In his talk today, the cardinal emphasized this urgent need by stating that “especially in this Jubilee [Year] of Mercy”—which closes on November 20—Pope Francis “knows and encourages reciprocal pardon, reconciliation between brothers and sisters that have experienced division and the effort to grow in understanding, collaboration and love.”
Then, in words that appeared to be addressed to Catholics worldwide—some of whom have questioned the direction the Holy See is taking in its relations with China—the cardinal added, “We are called to accompany with affectionate closeness, respect, humility and, above all, with prayer this journey of the church in China.”
He declared that this journey involves “writing an unprecedented page of history, looking forward with trust in divine providence and healthy realism, to ensure a future in which Chinese Catholics can feel themselves profoundly Catholic, still more visibly anchored to the solid rock which, by the wish of Jesus, is Peter, and (at the same time) fully Chinese, without denying or diminishing all that which is true, noble, just, pure, lovable, and honored that their history and their culture has produced and continues to produce.”
He acknowledged however that the Sino-Vatican dialogue is not easy and is beset with problems, but ones that he believes can be overcome. “It must be realistically accepted that there is no lack of problems to be resolved between the Holy See and China, often generated because of the complexity of the problems and their different positions and orientations,” he stated.
But, he added, these problems “are not totally dissimilar to those” which the first apostolic delegate to China, the Italian archbishop (later cardinal) Celso Constantini, helped overcome in the early half of the last century as he worked for diplomatic relations between the Holy See and China.
Cardinal Parolin, in fact, drew on the memory and work of that Italian prelate as the frame in which he presented his overview of the current state of the Sino-Vatican dialogue and the hopes for the longed-for mutual agreement. He recalled the remarkable work Archbishop Constantini did to distance the Catholic church from the colonial powers, promoting a church community that was both truly Chinese and Catholic by ordaining the first native Chinese bishops and encouraging Pius XII to create the first Chinese cardinal. He held up his Italian predecessor as an inspiration for the Holy See and the church today in its relation with China.

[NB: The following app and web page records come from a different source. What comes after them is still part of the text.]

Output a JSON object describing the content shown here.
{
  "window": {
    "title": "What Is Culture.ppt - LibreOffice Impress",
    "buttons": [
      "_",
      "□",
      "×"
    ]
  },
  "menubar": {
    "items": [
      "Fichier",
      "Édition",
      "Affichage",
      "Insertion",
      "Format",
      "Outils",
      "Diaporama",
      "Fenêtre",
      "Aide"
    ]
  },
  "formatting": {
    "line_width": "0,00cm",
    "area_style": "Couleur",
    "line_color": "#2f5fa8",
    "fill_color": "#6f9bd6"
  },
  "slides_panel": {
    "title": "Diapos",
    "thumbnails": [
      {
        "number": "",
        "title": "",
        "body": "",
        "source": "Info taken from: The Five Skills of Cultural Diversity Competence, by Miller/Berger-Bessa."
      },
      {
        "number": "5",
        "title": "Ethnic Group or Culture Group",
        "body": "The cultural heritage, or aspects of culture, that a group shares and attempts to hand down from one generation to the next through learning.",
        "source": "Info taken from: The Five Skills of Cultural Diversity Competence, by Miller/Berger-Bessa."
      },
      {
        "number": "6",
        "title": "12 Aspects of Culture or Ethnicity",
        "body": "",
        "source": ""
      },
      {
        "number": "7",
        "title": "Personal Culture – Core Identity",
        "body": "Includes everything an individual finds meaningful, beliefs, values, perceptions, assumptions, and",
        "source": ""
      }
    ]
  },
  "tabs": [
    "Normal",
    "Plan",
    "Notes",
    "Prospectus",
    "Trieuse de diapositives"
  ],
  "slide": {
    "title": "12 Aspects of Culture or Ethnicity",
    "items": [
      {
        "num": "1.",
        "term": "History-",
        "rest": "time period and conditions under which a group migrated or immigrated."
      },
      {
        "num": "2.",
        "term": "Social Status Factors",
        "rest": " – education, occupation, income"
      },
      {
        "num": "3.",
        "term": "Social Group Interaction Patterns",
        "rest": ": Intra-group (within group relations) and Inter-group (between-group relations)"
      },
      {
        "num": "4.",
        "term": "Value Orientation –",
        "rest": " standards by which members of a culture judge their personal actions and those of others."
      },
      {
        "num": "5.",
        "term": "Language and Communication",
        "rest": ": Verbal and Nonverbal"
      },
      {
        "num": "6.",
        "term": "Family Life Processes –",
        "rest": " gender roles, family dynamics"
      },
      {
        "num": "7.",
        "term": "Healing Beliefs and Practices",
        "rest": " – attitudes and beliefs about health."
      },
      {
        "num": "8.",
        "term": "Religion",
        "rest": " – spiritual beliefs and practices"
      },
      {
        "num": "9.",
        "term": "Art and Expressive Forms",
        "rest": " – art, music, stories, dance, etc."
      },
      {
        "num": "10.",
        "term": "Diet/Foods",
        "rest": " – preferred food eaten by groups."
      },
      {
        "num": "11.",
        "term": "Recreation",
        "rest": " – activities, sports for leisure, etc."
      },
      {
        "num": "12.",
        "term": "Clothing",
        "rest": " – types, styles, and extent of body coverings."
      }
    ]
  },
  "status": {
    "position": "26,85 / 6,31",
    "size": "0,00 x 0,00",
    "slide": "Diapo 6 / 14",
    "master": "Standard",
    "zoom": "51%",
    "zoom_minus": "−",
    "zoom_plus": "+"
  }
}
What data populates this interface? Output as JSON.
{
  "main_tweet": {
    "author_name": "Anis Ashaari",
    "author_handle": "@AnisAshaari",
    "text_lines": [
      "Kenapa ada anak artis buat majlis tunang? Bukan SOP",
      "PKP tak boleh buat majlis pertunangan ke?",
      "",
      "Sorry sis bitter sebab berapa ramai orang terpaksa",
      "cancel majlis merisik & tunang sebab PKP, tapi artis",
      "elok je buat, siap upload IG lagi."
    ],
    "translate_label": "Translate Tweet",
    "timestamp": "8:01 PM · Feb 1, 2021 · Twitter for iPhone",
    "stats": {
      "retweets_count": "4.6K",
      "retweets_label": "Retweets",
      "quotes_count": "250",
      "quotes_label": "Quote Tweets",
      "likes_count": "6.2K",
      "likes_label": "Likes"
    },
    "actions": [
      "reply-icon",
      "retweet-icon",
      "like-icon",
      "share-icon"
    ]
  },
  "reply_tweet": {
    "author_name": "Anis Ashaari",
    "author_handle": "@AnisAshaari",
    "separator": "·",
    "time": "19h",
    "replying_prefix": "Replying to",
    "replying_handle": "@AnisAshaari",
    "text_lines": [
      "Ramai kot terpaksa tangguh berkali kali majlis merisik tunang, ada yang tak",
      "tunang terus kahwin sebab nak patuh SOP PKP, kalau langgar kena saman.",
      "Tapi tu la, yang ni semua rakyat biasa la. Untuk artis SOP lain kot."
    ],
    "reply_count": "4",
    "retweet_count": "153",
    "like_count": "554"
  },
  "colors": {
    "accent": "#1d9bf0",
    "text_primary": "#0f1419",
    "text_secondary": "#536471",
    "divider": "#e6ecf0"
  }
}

The Vatican cardinal concluded his talk by inviting Catholics to entrust “the journey that remains to be walked” to the mother of Jesus, who is venerated as “Our Lady Help of Christians” at the shrine of Sheshan, not far from Shanghai.